*** The records ***

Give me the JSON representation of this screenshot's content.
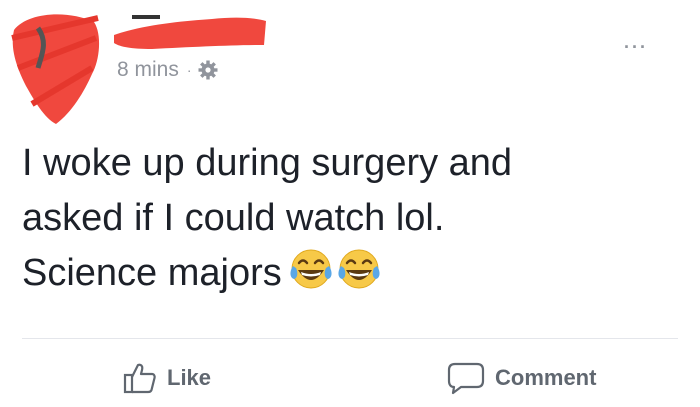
{
  "post": {
    "timestamp": "8 mins",
    "separator": "·",
    "privacy_icon": "gear-icon",
    "more_label": "...",
    "body_lines": [
      "I woke up during surgery and",
      "asked if I could watch lol.",
      "Science majors"
    ],
    "emojis": [
      "face-with-tears-of-joy-emoji",
      "face-with-tears-of-joy-emoji"
    ]
  },
  "actions": {
    "like_label": "Like",
    "comment_label": "Comment"
  },
  "colors": {
    "redaction": "#f0483e",
    "meta_text": "#90949c",
    "action_text": "#606770",
    "body_text": "#1d2129",
    "emoji_yellow": "#f7c948",
    "emoji_tear": "#5aa7e6"
  }
}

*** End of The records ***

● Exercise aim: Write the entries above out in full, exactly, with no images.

● Task response:
Give me the JSON representation of this screenshot's content.
{
  "post": {
    "timestamp": "8 mins",
    "separator": "·",
    "privacy_icon": "gear-icon",
    "more_label": "...",
    "body_lines": [
      "I woke up during surgery and",
      "asked if I could watch lol.",
      "Science majors"
    ],
    "emojis": [
      "face-with-tears-of-joy-emoji",
      "face-with-tears-of-joy-emoji"
    ]
  },
  "actions": {
    "like_label": "Like",
    "comment_label": "Comment"
  },
  "colors": {
    "redaction": "#f0483e",
    "meta_text": "#90949c",
    "action_text": "#606770",
    "body_text": "#1d2129",
    "emoji_yellow": "#f7c948",
    "emoji_tear": "#5aa7e6"
  }
}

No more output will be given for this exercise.